Paul calls those things that are good ‘pure’, ‘lovely’, and ‘excellent’. Celebrity gossip might be true (although I often have no way of telling) but it is rarely pure and good. What I am being told about a friend might be true, but if it’s not good, if it doesn’t help me appreciate them more, then do I really need to know it?

Once again, we can apply this to thoughts about ourselves too. Once I have filtered out the thoughts that are untrue, I can still focus on the thoughts that are bad. I can dwell on the negative aspects about myself, or the bad things that I have done. Self-knowledge is helpful and it’s not good to cover up our own mistakes. But spending our thinking time on the negative doesn’t help us learn or grow. We need to filter out the bad and let in what is good.

Is it helpful?

Once we have removed those things that are neither true or good, we still have to ask whether these thoughts and ideas are helpful. I can spend my thinking time on what is not actively untrue or bad, but that doesn’t mean it is necessarily helpful. Does it help me learn and grow as a person? Does it develop my mind, my joy, my appreciation of beauty and my knowledge of God?

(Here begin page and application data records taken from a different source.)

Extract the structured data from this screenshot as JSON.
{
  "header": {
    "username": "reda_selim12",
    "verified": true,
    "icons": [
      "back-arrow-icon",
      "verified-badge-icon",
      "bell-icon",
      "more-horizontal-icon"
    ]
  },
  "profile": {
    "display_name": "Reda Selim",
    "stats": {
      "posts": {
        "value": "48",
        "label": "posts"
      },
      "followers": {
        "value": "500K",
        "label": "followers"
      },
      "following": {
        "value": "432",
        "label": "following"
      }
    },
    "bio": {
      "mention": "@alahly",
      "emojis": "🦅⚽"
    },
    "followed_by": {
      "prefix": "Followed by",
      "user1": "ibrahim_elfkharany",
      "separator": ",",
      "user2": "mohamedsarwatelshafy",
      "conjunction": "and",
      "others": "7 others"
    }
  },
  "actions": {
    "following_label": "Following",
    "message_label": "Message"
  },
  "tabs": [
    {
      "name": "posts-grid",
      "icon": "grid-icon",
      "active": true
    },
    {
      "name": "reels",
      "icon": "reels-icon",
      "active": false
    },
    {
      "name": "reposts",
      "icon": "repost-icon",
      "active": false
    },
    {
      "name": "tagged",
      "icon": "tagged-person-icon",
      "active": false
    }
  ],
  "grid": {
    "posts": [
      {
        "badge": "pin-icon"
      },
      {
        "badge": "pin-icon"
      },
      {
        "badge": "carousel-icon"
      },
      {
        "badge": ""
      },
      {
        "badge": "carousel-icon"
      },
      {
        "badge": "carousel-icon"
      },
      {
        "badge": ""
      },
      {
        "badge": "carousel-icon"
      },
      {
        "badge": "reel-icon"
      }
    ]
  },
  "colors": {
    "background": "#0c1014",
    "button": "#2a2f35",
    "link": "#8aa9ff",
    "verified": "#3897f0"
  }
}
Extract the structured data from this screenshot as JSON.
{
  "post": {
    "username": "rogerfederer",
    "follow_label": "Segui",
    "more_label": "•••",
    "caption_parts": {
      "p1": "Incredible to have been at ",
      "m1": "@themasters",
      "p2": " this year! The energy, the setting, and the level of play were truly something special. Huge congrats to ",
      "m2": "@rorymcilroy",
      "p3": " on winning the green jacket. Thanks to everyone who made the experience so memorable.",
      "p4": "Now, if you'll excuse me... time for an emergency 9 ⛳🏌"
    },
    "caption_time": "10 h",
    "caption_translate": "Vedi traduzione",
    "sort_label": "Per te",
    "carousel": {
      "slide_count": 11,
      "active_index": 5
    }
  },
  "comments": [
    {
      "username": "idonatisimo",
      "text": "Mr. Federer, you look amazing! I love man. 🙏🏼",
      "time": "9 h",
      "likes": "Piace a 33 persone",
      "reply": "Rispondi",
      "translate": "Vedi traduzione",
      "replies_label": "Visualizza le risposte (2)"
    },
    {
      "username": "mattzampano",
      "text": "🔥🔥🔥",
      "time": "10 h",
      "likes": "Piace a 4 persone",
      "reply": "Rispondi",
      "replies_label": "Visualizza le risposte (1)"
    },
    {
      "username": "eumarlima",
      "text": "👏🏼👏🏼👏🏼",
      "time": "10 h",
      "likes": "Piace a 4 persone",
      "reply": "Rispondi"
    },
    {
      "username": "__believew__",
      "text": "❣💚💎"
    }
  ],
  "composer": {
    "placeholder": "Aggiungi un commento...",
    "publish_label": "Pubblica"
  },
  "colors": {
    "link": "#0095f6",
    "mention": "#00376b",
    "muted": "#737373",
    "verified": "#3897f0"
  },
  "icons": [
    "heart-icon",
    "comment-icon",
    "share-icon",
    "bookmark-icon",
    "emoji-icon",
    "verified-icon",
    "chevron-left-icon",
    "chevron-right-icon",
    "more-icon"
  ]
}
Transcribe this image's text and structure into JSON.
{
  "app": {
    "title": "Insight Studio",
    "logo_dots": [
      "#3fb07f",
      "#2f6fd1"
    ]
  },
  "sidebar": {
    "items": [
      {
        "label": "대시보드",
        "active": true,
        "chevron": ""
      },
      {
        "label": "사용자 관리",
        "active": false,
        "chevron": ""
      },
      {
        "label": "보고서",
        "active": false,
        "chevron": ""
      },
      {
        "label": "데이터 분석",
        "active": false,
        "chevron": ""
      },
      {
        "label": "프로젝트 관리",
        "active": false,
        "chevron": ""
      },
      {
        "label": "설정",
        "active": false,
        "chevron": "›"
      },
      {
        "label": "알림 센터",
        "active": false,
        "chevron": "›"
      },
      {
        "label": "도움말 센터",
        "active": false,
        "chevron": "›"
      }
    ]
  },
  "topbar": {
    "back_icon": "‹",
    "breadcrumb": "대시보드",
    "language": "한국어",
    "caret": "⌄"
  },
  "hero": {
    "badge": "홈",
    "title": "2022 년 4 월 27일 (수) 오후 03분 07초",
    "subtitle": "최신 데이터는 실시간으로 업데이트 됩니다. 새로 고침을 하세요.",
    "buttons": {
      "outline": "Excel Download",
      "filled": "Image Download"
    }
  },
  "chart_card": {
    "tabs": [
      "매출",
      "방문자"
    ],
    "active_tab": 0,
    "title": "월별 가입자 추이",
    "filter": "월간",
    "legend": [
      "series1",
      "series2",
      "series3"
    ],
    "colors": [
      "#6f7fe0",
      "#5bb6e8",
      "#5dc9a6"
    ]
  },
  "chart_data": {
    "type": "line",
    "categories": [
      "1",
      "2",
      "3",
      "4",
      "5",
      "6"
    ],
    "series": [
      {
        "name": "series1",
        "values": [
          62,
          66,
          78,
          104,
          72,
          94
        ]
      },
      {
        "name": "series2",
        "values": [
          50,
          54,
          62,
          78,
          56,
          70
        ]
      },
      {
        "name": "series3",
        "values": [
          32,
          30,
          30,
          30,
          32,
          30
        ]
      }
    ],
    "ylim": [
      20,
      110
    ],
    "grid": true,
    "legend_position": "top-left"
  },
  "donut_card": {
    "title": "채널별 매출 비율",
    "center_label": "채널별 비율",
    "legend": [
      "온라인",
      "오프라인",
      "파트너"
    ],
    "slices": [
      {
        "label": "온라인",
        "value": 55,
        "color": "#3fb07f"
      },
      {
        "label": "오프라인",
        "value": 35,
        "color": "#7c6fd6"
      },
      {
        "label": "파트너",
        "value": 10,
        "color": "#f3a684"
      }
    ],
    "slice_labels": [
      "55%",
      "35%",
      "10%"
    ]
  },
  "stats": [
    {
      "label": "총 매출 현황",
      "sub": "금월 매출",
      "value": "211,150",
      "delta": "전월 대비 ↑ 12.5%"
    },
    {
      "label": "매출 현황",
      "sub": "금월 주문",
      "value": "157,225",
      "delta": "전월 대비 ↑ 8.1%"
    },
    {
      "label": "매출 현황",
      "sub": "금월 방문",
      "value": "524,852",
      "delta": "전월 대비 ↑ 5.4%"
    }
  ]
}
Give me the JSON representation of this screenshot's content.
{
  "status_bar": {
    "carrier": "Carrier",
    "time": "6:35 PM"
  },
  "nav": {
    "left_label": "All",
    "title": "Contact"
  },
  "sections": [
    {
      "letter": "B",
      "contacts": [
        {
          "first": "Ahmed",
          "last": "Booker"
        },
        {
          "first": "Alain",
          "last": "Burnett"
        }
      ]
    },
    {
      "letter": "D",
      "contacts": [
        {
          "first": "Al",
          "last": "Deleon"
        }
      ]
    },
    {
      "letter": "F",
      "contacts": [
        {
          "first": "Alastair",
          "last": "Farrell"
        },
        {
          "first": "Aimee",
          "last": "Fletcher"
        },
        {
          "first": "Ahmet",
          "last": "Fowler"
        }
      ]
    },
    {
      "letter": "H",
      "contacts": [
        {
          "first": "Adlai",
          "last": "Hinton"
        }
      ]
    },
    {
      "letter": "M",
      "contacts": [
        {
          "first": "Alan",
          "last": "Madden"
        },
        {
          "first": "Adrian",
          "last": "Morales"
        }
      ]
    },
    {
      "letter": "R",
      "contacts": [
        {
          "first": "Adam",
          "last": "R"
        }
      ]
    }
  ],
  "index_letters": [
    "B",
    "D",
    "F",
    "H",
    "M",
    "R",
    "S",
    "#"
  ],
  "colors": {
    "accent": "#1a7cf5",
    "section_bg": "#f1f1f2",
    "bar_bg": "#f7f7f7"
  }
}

We need this filter when it comes to interpersonal relationships. We may not be speaking something untrue or bad about another person, but is it actually helpful? It is helpful to them or to us? If not, perhaps it’s best not thought or said at all. Equally we think plenty of things about ourselves that are good and true, but not necessarily helpful to ourselves or others.

Here are three questions that can help direct our thoughts well: Is it true? Is it good? Is it helpful? In reality they are intertwined and rarely have to be asked one after the other. But as we ask them we get closer to the kinds of thoughts Paul is urging us toward, the kind of thoughts that reflect God’s truth and mirror God’s thinking.

Photo by Milad Fakurian on Unsplash